- Red meat
- High-purine foods
14. Ankle Swelling
Ankle swelling in the evening might be a sign of retaining water and salt due to right-sided heart failure. Foot and ankle swelling could also be caused by kidney disease. Gravity causes the accumulation of fluid more so in your ankles and feet.
15. Discolored or Thick Toenails
If you have thick, cracked or discolored toenails, you might have toenail fungus. Tinea unguium or onychomycosis (fungal nail infections) occur when you have a fungus that’s usually in your toenails, that grows out of control.
16. Feet Numbness and Tingling
In a condition called Morton’s neuroma, nerve issues between your third and fourth bones of your foot could lead to burning, foot pain and a feeling you have something in your shoe. Generally, it affects runners. Overpronation and tight shoes make it worse.
Individuals with diabetes are more susceptible to blood sugar fluctuations. Diabetic neuropathy isn’t just one condition, but actually a group of conditions caused by diabetes, which cause foot health damage. High blood sugar levels, over time, can damage your nerves, particularly those in your feet. Other risk factors for nerve damage include a history of alcoholism, smoking or diabetic neuropathy in the family.
17. Open Wound that Doesn’t Heal
If you have a wound or sore that lingers over weeks or months, you should see a specialist in podiatric medicine. A chronic wound could cause harmful complications, including infection, gangrene and amputation. You can avoid serious issues by having the wound treated.
18. Flat Feet
Flat foot (pes planus) is a common structural deformity of the foot where your medial arch begins to collapse or is already collapsed. This deformity could be acquired or congenital if ligaments can’t support your foot structure any longer because they’ve become mal-aligned later in life, or they’re injured.
19. Severe Cracking or Peeling
Cracked or peeling heels are a common foot issue.
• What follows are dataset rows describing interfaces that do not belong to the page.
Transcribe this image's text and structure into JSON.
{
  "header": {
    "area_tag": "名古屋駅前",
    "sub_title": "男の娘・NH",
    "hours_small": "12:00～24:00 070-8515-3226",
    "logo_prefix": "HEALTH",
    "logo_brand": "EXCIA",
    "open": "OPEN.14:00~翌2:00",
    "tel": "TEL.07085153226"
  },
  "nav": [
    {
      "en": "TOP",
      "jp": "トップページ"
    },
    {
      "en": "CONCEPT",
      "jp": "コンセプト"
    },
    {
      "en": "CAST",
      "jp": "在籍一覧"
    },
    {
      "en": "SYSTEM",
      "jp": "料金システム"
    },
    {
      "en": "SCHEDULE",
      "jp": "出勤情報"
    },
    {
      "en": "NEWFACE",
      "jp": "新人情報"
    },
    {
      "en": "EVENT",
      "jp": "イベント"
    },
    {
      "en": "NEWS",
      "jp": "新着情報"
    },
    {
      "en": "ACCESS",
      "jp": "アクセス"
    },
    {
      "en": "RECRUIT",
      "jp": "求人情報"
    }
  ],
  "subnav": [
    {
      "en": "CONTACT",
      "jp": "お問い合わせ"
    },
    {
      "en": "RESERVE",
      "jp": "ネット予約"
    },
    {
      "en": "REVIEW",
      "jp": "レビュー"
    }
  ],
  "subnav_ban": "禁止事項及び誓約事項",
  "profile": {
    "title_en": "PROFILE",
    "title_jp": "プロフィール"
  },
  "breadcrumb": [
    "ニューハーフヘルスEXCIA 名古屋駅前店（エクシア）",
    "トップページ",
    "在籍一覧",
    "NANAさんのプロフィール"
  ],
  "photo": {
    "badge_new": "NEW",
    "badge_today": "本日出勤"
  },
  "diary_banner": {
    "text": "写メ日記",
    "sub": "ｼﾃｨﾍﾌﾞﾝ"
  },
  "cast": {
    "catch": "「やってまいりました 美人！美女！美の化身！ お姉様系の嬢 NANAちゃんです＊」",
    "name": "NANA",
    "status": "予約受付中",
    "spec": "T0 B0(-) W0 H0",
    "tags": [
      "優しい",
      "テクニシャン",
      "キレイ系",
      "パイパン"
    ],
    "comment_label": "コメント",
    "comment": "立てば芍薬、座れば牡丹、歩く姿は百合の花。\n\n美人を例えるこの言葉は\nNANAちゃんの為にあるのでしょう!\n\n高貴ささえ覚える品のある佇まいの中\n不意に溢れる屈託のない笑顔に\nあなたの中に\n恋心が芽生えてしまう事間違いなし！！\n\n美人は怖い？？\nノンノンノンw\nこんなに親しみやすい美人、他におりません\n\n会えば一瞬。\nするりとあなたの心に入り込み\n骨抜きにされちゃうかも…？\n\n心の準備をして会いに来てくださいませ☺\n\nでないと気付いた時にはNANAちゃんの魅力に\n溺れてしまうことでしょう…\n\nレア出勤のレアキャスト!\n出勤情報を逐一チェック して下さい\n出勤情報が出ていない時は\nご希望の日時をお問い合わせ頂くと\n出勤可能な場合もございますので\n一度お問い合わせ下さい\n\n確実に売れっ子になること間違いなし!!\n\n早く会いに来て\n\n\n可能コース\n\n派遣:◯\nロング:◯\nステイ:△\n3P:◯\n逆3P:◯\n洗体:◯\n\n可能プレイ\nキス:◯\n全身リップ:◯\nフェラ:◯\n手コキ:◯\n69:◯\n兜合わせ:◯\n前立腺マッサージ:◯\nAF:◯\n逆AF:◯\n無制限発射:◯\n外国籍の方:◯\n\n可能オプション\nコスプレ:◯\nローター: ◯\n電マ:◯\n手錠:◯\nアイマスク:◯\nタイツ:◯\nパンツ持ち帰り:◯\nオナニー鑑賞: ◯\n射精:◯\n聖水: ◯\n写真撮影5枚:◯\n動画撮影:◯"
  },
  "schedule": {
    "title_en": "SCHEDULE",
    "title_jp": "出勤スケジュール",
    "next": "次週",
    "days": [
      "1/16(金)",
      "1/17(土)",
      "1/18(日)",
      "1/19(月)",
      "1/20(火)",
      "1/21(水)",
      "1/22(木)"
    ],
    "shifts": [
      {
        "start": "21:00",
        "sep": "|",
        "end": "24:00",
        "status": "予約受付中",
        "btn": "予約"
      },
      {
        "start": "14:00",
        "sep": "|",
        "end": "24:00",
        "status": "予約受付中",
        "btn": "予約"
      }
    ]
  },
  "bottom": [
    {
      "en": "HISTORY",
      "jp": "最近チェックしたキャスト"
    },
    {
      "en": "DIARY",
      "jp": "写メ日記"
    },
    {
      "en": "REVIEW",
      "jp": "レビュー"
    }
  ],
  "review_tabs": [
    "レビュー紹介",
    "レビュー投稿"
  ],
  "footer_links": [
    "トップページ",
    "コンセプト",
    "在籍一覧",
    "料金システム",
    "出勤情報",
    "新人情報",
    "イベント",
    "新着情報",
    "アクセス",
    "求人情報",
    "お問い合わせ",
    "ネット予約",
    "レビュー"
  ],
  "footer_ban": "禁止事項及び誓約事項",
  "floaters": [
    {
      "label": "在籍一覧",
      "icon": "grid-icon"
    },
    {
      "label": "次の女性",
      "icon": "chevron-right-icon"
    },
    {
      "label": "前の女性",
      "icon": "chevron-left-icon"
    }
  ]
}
A survey found 20% of individuals in the U.S. have cracked feet skin. It can occur in both children and adults. For most individuals, cracked heels aren’t too serious. It might cause discomfort when you’re barefoot. The cracks in your heels, in some cases, can become deep and cause you pain.
20. Joint Pain in the Foot or Ankle
There are various reasons for joint pain in your foot or ankle. Sprains and joint inflammation can cause foot or ankle joint pain. Many types of arthritis that impact your joints, bones and muscles could cause issues like stiffness, swelling and pain in your ankles. Inflammatory arthritis is a good example.
There are several types of inflammatory arthritis and can impact your feet in different ways. For instance, rheumatoid arthritis could impact many joints in your feet, whereas reactive arthritis often impacts the area around your heal or your ankle. It might also impact your toes, causing swelling and pain. Aside from issues in the joints themselves, individuals with inflammatory arthritis might have discomfort and inflammation in certain soft tissues and tendons in their feet.
Regardless of which foot problem you’re dealing with, it’s always a good idea to contact your foot specialist to have it evaluated.
Contact Red Mountain Footcare
If you’re experiencing any of these conditions above, it might be time to see a podiatrist. At Red Mountain Footcare, we treat all our patients as if they’re guests in our homes. Set up your appointment with Dr. Spencer Hardy to take a look at your foot problem and offer you the best possible treatment option. Contact our office today.